Burns’ hour is full of personal anecdotes, references and tangents (his son, his wife, his apparent addiction to Monster energy drink and his desire), all told with no qualms about getting an audience to relate or recall, or even care particularly. But we do regardless; such is Burns ability to involve his audience without trying to.

Similarly, Burns at one point commented that as a comic he is perhaps ‘not immediately likable’. I’m sure that’s entirely the case – there’s a difference between not making an overt effort to me likable and the audience’s friend; and being liked regardless.

Burns certainly isn’t setting out to be liked by an audience, but such is his presence on-stage that it’s incredibly easy to warm to him. He is an incredibly down-to-earth, genuine comedian, and a very funny man.

If you’re already trundling along happily on the Brendon Burns bandwagon, you’ll know his comedy is often bracketed as ‘controversial’.

Certainly there are moments in Outside The Box that suit this label – the frequently argued case for and against rape jokes, for example – but Burns addresses it openly and intelligently – the necessity for rape jokes if they are to made need to come from an empathetic point of view, with an aim to use laughter as a form of revenge.

What’s also so nice about Burn’s comedy – however apparently close to the bone – it is never presented in a way that aims to shock. If it shocks, so be it; but that’s not where the laughter comes from. Brendon Burns is in no way a lazy comedian.

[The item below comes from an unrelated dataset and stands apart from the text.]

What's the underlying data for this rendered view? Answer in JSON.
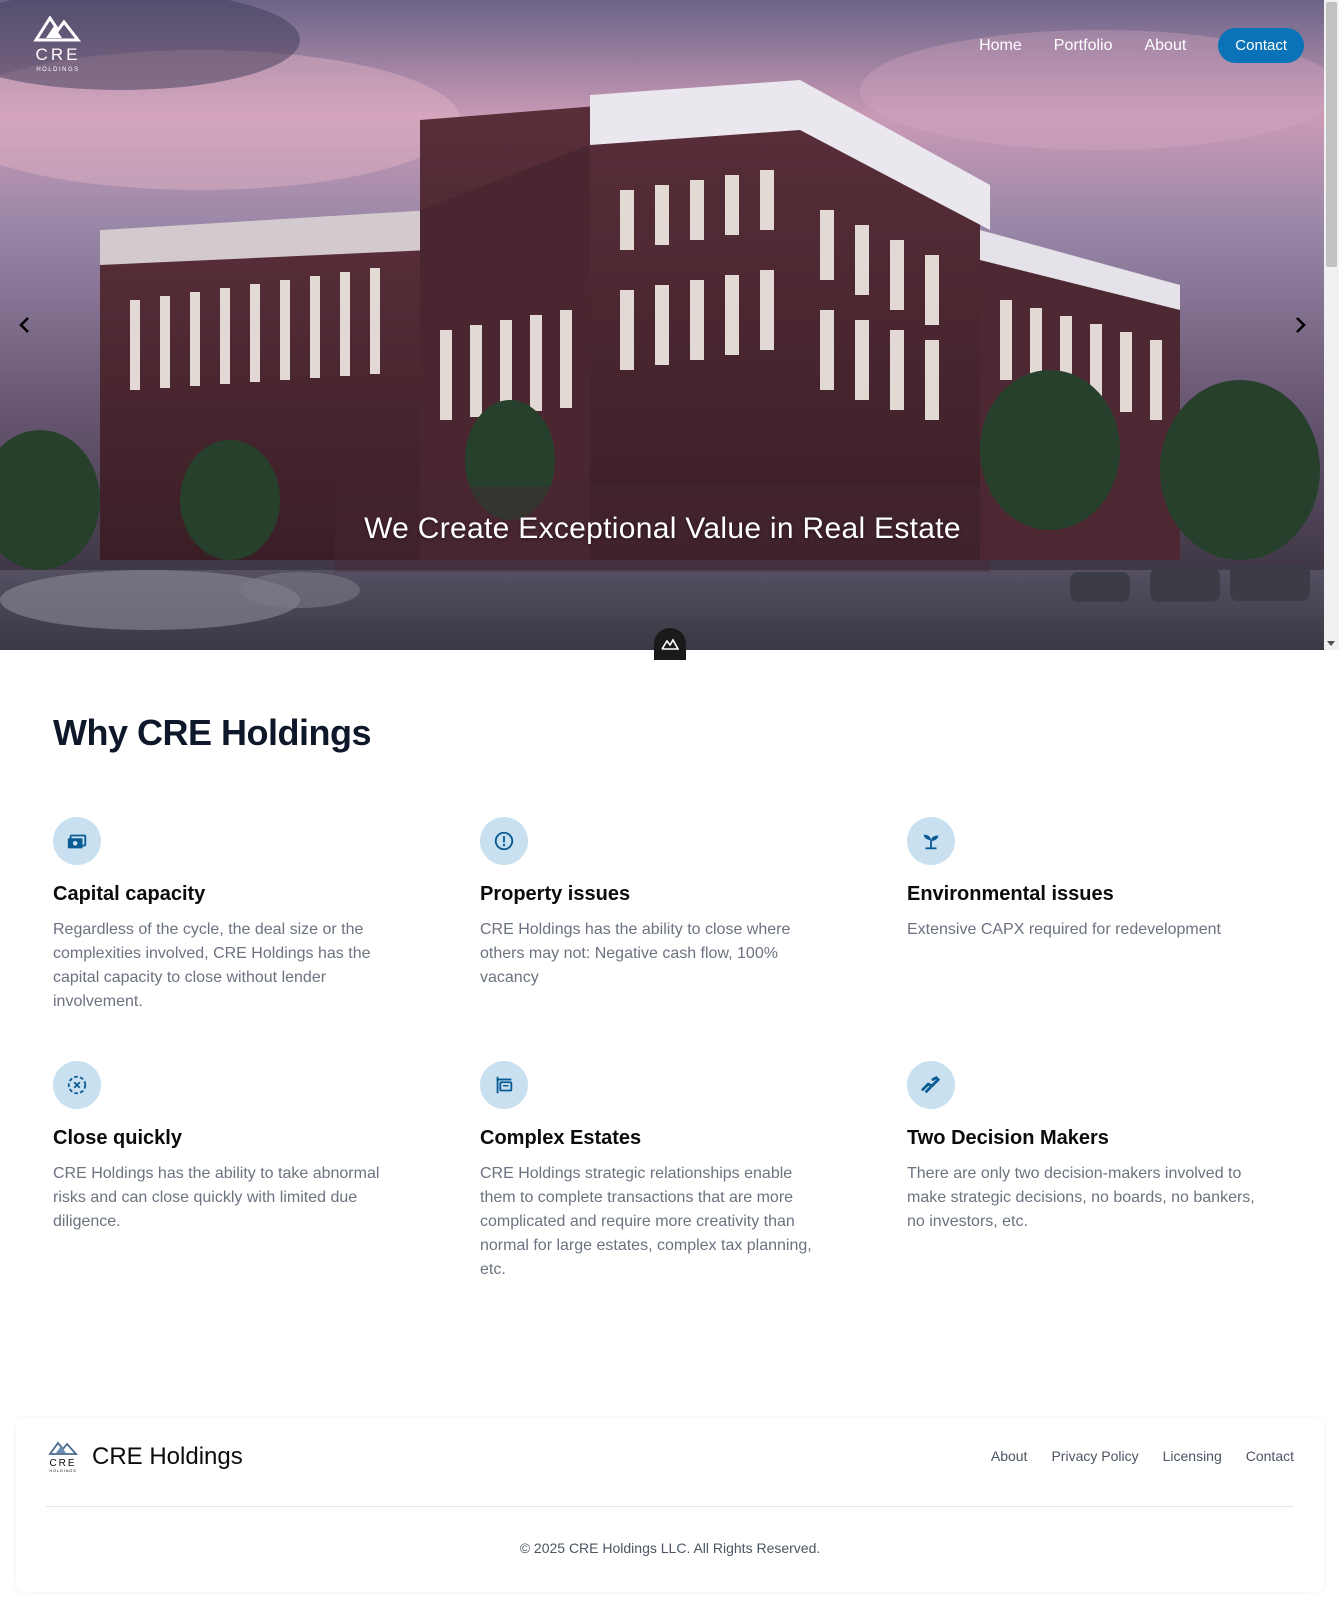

His material is expressly funny, and if it is controversial as well that’s simply a coincidence.

Burns closes his show with a finale signposted by a disclaimer that other comics ‘dared him’ to do it this way – an excruciatingly cringe-worthy, painfully funny set as Arnold Schwarzenegger, which basically serves as a breakdown of every stand-up comedy conceit as performed by perhaps the least comedically-inclined ex-Governor of California on the list.

Not only is the routine very smartly parodic, Burn’s muted Arnie impression is very impressive.

Outside The Box is a brilliantly funny show.

The tour continues, and Brendon Burns will be at Dave’s Leicester Comedy Festival on 22 February (with an interview with Stuart Goldsmith for The Comedian’s Comedian Podcast before his show). You can find more information on his website.

Date of live review: Saturday 7 February 2015 @ The Deaf Institute, Manchester